“The more urgent engine sound and sheer thrust of the mid-range performance tell the driver immediately that this is not a standard Focus RS,” said Gunnar Herrmann, Ford’s Global C-Car Vehicle Line Director. “With 15 per cent more power and the same gutsy, sporting character, our new powertrain gives the RS500 the special engine it deserves.”

0-100km/h is done in a claimed 5.6 seconds, and on to a top speed of 263km/h - not bad for a hot-hatch. It also still runs through the front wheels, the acclaimed RevoKnuckle system unchanged in the RS500.

19-inch wheels and 235/35/R19 tyres also remain as per the standard RS, but on the outside RS gills behind the front wheels feature blue badging, designed to stand out from the special matt black "foil" paintwork. In fact, it's a fancy way of saying that it's a self-adhesive vinyl which has been vehicle-wrapped, being supplied by vinyl manufacturer 3M.

“We were determined to mark the end of production for the current and acclaimed Focus RS with something even more special,” said Joe Bakaj, Ford of Europe's vice president for Product Development. “From its stunning looks to its intoxicating performance, we have no doubt that the RS500 will be appreciated and quickly snapped up by performance car enthusiasts.

Black wheels, black grille and twin blade rear spoiler, black rear diffuser - it's a mean package, and as you can see in the video below (a teaser from a couple of days ago) it has no trouble going around corners.

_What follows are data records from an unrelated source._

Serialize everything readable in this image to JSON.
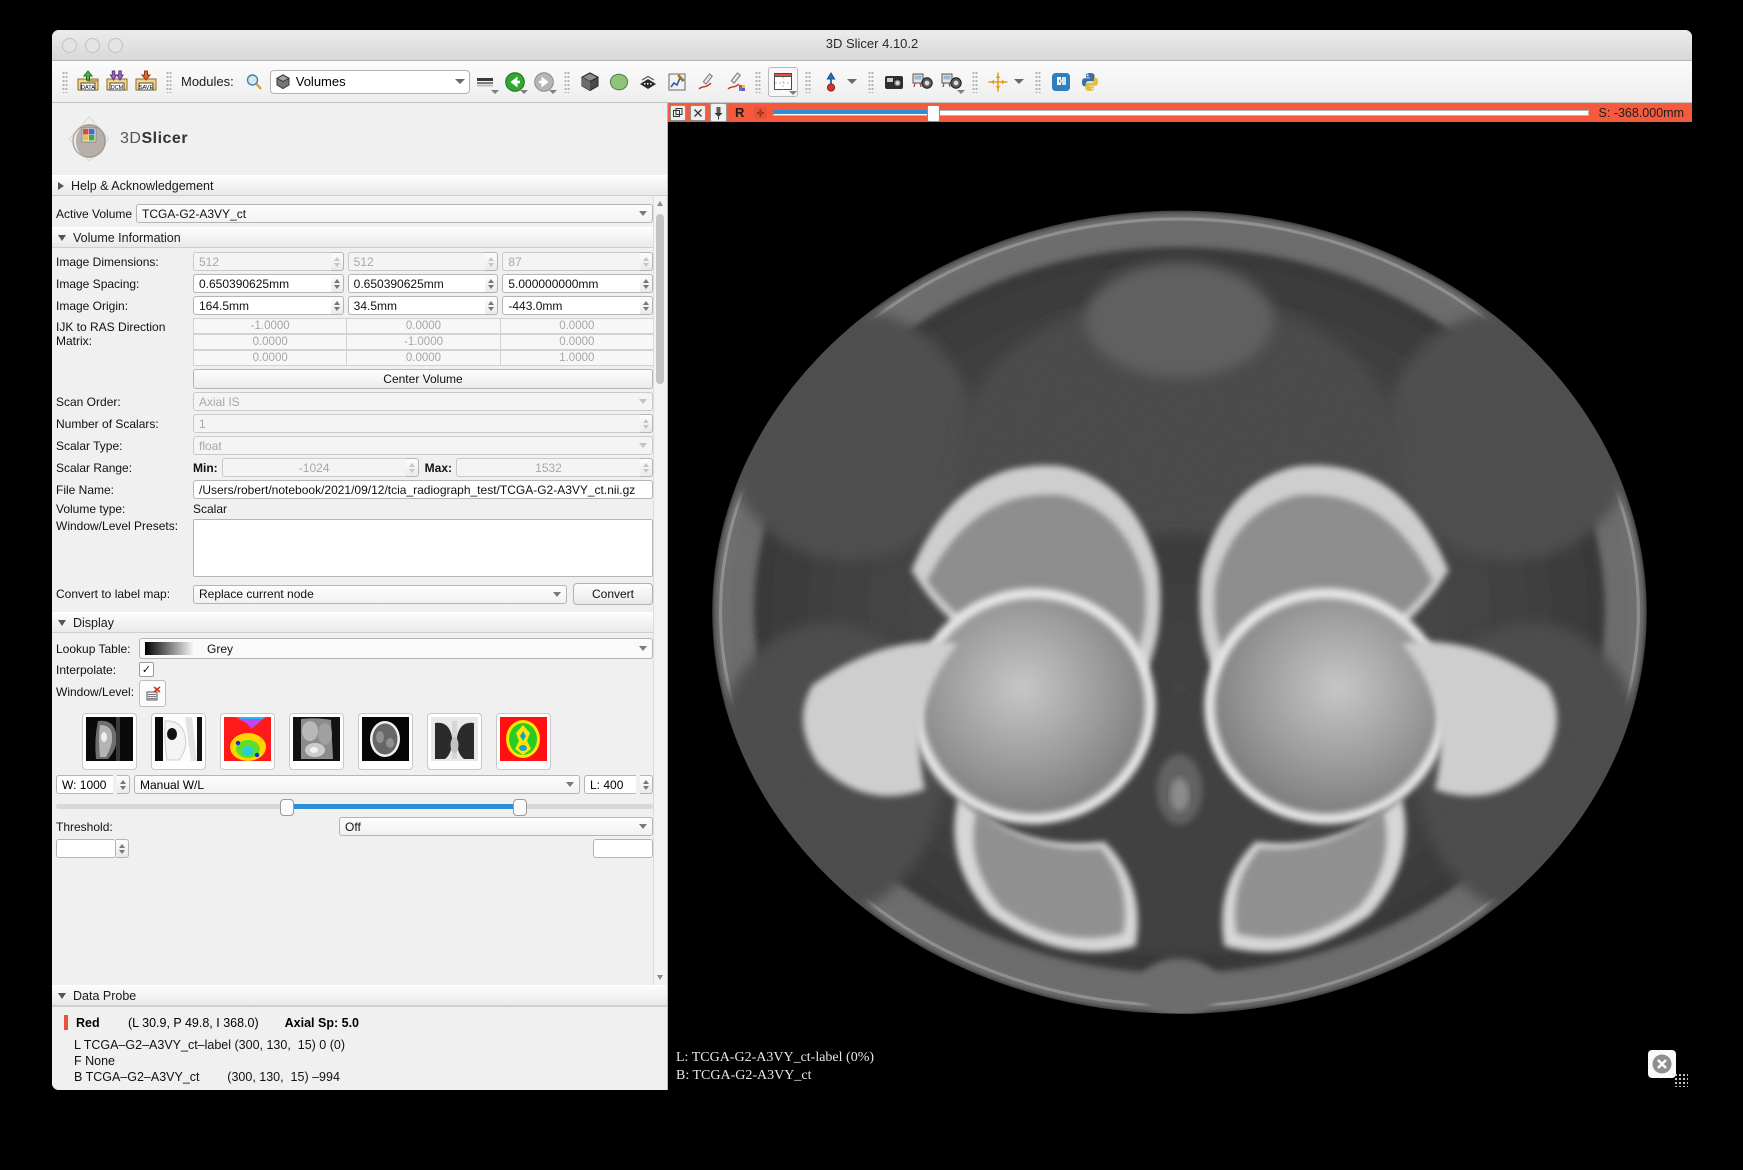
{
  "window": {
    "title": "3D Slicer 4.10.2"
  },
  "toolbar": {
    "icons": [
      {
        "name": "load-data-icon",
        "label": "DATA"
      },
      {
        "name": "load-dicom-icon",
        "label": "DCM"
      },
      {
        "name": "save-data-icon",
        "label": "SAVE"
      }
    ],
    "modules_label": "Modules:",
    "search_icon": "search-icon",
    "module_selected": "Volumes",
    "right_icons": [
      "layout-icon",
      "history-back-icon",
      "history-forward-icon",
      "volume-rendering-icon",
      "models-icon",
      "data-icon",
      "charts-icon",
      "markups-icon",
      "editor-icon",
      "layout-chooser-icon",
      "mouse-mode-icon",
      "screenshot-icon",
      "scene-views-icon",
      "scene-views-capture-icon",
      "crosshair-icon",
      "extension-manager-icon",
      "python-console-icon"
    ]
  },
  "sidebar": {
    "logo_text_prefix": "3D",
    "logo_text_suffix": "Slicer",
    "help_section": "Help & Acknowledgement",
    "active_volume_label": "Active Volume",
    "active_volume_value": "TCGA-G2-A3VY_ct",
    "volume_information": "Volume Information",
    "fields": {
      "image_dimensions_label": "Image Dimensions:",
      "image_dimensions": [
        "512",
        "512",
        "87"
      ],
      "image_spacing_label": "Image Spacing:",
      "image_spacing": [
        "0.650390625mm",
        "0.650390625mm",
        "5.000000000mm"
      ],
      "image_origin_label": "Image Origin:",
      "image_origin": [
        "164.5mm",
        "34.5mm",
        "-443.0mm"
      ],
      "ijk_matrix_label": "IJK to RAS Direction Matrix:",
      "ijk_matrix": [
        [
          "-1.0000",
          "0.0000",
          "0.0000"
        ],
        [
          "0.0000",
          "-1.0000",
          "0.0000"
        ],
        [
          "0.0000",
          "0.0000",
          "1.0000"
        ]
      ],
      "center_volume_button": "Center Volume",
      "scan_order_label": "Scan Order:",
      "scan_order_value": "Axial IS",
      "number_of_scalars_label": "Number of Scalars:",
      "number_of_scalars_value": "1",
      "scalar_type_label": "Scalar Type:",
      "scalar_type_value": "float",
      "scalar_range_label": "Scalar Range:",
      "scalar_min_label": "Min:",
      "scalar_min_value": "-1024",
      "scalar_max_label": "Max:",
      "scalar_max_value": "1532",
      "file_name_label": "File Name:",
      "file_name_value": "/Users/robert/notebook/2021/09/12/tcia_radiograph_test/TCGA-G2-A3VY_ct.nii.gz",
      "volume_type_label": "Volume type:",
      "volume_type_value": "Scalar",
      "window_level_presets_label": "Window/Level Presets:",
      "window_level_presets_value": "",
      "convert_label": "Convert to label map:",
      "convert_value": "Replace current node",
      "convert_button": "Convert"
    },
    "display_section": "Display",
    "display": {
      "lookup_table_label": "Lookup Table:",
      "lookup_table_value": "Grey",
      "interpolate_label": "Interpolate:",
      "interpolate_checked": "✓",
      "window_level_label": "Window/Level:",
      "presets": [
        {
          "name": "preset-ct-head-neck"
        },
        {
          "name": "preset-ct-bone"
        },
        {
          "name": "preset-pet-color"
        },
        {
          "name": "preset-ct-abdomen"
        },
        {
          "name": "preset-ct-brain"
        },
        {
          "name": "preset-ct-lung"
        },
        {
          "name": "preset-mr-color"
        }
      ],
      "w_value": "W: 1000",
      "wl_mode": "Manual W/L",
      "l_value": "L: 400",
      "threshold_label": "Threshold:",
      "threshold_value": "Off"
    },
    "data_probe_section": "Data Probe",
    "data_probe": {
      "slice_name": "Red",
      "coords": "(L 30.9, P 49.8, I 368.0)",
      "spacing": "Axial Sp: 5.0",
      "lines": [
        "L TCGA–G2–A3VY_ct–label (300, 130,  15) 0 (0)",
        "F None",
        "B TCGA–G2–A3VY_ct        (300, 130,  15) –994"
      ]
    }
  },
  "slice_view": {
    "pin_icon": "pin-icon",
    "popup_icon": "popup-window-icon",
    "close_icon": "close-icon",
    "view_letter": "R",
    "link_icon": "link-views-icon",
    "slice_offset": "S: -368.000mm",
    "overlay_label": "L: TCGA-G2-A3VY_ct-label (0%)",
    "overlay_background": "B: TCGA-G2-A3VY_ct",
    "close_button_icon": "close-circle-icon"
  },
  "colors": {
    "slice_red": "#f55a3c",
    "accent_blue": "#2d8fd5",
    "probe_red": "#e8543a"
  }
}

The problem is, all of them will be left-hand-drive, including the UK allocation, which means there's no chance we'll be seeing this black beast on local roads.